A recent decision by the United States Court of Appeals for the District of Columbia, Validus Reinsurance, LTD v. United States, limits the scope of section 4371, which imposes an excise tax on premiums paid with respect to certain insurance and reinsurance policies written to cover U.S. risks. The appellate court found that the U.S. excise tax cannot be imposed on premiums paid with respect to wholly foreign retrocessions. The case is of interest because it is an example of the courts reading a statute to circumscribe the IRS’s taxing jurisdiction.
New Proposed Regulations Would Further Tighten U.S. Taxation of Dividend Equivalents
On December 5, 2013 the Treasury and the IRS issued proposed regulations under section 871 (m) (the “2013 Proposed Regulations”) addressing the taxation of cross-border payments of “dividend equivalents” (i.e., payments that are not in the form of a dividend but have the economics of a dividend). These regulations replace proposed regulations issued in January 2012 (the “2012 Proposed Regulations”). Also on December 5, the IRS finalized temporary regulations issued in 2012. These regulations (the “Final Regulations”) are effective for payments made through December 31, 2015. Thus, for the next two years the current rules governing the taxation of dividend equivalents continue in effect.
D.C. Circuit Rules for Unlucky Korean Gambler
On July 9, 2013 the Court of Appeals for the D.C. Circuit, reversing the Tax Court, issued an opinion in favor of the taxpayers in the case of Sang J. Park and Won Kyung O v. Commissioner.The issue in Park was how to compute the Korean taxpayers’ gains from playing slot machines in the United States. Overall Mr. Park lost money playing slot machines while in the United States, but the IRS asserted Mr. Park was taxable on each bet he had won, with no deduction for his many lost bets.
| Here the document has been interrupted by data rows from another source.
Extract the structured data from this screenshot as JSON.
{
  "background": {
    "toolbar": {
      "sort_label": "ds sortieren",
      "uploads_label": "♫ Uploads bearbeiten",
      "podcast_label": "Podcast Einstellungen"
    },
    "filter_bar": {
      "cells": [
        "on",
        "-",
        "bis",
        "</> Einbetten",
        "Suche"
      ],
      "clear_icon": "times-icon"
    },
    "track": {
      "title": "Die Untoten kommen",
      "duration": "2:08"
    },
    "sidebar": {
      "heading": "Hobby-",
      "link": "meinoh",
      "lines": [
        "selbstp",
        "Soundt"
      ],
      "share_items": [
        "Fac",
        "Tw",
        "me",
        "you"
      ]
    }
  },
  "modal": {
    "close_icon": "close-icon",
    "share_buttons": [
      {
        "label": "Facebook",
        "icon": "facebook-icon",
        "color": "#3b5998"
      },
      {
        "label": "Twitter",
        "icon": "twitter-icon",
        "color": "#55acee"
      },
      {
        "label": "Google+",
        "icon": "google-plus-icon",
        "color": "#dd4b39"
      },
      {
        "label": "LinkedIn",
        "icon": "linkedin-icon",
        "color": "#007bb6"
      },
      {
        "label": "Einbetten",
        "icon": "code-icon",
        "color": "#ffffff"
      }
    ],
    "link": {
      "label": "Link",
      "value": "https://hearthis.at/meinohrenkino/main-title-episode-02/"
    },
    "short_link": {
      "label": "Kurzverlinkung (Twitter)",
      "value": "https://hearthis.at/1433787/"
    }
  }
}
The government argued that because nonresident aliens are taxed on a gross basis on their FDAP income (i.e., they are denied deductions) this was the correct result. The court did not agree.